View Full Version : NYC: This school makes it nearly impossible to fail

The Bobster
07-12-2016, 06:25 PM

This school makes it nearly impossible to fail
By Carl Campanile
July 12, 2016 | 9:17pm

It’s hard to fail at one Queens school — where the minimum grade for course work has been set at 55 even for students who skip quizzes and homework.

The high failing floor at top-rated Marie Curie MS 158Q in Bayside is a lifeline for students who tank some exams but can eke out 70s or 80s on other tests to pull up their overall grade to 65, the minimum needed to pass.

And the policy is not unique to Curie. The Department of Educations says schools are allowed to set their own standards when it comes to establishing the lowest grade a teacher can give.

Educators said the thinking behind the policy is that a student who gets a very low score on a single exam or assignment — such as a zero for not doing the work — has almost no way to reach a 65 passing mark.

But one Marie Curie staffer called that an excuse for grade inflation.

“Fifty five is the lowest score we are allowed to write on a student’s exam — even if the student actually scored a 20, 25, 35, 40, etc . . . This is egregious fraudulent grade inflation and the public should be made aware of this fraud,” the teacher, who wished to remain anonymous, told The Post.

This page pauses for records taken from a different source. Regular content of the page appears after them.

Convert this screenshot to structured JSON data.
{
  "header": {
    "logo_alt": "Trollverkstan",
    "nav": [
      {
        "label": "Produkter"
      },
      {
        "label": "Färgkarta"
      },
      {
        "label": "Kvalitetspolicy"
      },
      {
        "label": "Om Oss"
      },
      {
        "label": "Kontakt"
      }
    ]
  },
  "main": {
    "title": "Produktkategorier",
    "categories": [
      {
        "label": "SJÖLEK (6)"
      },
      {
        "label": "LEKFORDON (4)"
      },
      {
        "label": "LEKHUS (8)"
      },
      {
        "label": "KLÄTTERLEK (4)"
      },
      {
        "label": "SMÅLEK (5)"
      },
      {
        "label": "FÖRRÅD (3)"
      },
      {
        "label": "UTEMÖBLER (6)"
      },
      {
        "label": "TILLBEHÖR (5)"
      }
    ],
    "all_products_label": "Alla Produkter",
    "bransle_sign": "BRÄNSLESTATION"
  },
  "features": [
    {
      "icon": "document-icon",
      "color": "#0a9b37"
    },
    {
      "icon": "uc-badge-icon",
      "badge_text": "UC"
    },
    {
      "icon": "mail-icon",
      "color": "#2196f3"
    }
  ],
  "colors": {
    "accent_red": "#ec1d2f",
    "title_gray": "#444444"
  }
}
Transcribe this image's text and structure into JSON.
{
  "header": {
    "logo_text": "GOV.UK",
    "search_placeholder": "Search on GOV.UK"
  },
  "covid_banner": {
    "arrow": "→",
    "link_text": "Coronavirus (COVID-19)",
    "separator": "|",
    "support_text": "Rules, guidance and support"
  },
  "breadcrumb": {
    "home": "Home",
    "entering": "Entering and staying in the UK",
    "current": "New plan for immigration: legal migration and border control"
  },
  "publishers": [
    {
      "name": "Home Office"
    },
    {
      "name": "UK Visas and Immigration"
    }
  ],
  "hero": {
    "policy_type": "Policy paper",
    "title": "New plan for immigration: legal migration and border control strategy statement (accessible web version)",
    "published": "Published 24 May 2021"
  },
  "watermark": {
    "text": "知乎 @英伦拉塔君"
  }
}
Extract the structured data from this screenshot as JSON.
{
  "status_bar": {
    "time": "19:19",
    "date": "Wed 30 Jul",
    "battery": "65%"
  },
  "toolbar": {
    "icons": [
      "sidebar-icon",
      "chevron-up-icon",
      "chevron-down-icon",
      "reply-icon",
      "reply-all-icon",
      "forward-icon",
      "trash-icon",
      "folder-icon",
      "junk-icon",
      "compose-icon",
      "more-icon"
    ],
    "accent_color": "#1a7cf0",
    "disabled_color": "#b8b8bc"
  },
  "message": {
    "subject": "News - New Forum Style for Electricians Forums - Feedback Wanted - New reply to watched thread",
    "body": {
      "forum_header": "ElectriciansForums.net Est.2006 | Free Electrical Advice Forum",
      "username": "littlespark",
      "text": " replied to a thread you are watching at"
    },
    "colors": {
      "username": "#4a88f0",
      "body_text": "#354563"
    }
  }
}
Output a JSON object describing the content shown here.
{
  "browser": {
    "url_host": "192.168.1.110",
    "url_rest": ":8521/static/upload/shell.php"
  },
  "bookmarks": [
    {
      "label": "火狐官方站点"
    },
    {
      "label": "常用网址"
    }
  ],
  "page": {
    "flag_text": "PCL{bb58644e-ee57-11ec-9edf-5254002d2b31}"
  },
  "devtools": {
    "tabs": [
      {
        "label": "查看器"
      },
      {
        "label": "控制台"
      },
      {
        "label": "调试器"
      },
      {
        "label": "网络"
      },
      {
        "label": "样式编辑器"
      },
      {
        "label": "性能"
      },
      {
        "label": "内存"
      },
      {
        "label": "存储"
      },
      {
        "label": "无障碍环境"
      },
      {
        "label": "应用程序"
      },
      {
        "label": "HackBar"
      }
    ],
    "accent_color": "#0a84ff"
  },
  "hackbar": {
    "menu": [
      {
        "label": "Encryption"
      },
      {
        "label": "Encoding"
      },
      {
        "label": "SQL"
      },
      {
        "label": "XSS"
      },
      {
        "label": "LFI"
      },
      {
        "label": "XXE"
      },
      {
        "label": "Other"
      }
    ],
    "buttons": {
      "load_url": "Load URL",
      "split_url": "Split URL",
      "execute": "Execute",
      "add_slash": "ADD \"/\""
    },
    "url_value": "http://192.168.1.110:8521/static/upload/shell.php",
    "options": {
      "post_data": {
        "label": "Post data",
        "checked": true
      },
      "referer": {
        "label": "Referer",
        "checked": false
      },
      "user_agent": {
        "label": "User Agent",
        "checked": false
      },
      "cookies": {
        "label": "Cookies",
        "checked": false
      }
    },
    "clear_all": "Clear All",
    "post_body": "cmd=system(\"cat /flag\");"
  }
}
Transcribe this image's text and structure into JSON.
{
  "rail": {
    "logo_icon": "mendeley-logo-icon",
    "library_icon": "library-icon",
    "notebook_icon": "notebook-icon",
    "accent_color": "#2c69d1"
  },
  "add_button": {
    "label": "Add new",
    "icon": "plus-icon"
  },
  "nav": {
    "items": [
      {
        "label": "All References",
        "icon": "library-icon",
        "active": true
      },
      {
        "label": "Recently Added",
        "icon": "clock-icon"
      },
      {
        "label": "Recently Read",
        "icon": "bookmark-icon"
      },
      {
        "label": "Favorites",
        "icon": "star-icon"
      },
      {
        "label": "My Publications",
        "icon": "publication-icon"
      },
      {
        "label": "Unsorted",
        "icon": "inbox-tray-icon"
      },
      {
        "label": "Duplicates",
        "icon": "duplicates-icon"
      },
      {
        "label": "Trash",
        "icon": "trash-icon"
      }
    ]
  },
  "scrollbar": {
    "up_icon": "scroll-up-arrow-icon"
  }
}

“We are directed by the APs [assistant principals] to not mark missed homework with a zero . . Unbelievable!” the teacher added.

Officials said there is a longstanding policy of giving schools discretion dating back to 2011 under the Bloomberg administration.

A DOE spokesman said 55 is a “common” minimum failing course grade, but could not immediately specify how many middle schools have a “non-zero” grading policy.

Other sources said the 55 minimum grade is practiced in many high schools as well as middle schools.

There’s been a national furor over so-called mandatory minimum grading. Teachers revolted when Dallas and other Texas school districts barred them from issuing a grade lower than a 50. In response, the Texas Legislature in 2010 passed a “truth-in-grading” law barring minimum grades.

Thomas Guskey, a University of Kentucky professor who has studied grading policies, said a zero-to-100 system is outdated. :rolleyes:

“A zero is an extreme score,” he said. “You have to have nine perfect papers to recover from a zero.”

But Michael Petrilli, president of the Thomas Fordham Foundation, an education think tank, says a 55 minium sends the wrong message.

“This is ridiculous,” Petrilli said. “This is yet another way of dumbing down the standards and passing students along. Kids are going to figure this out. This will make it harder for teachers.”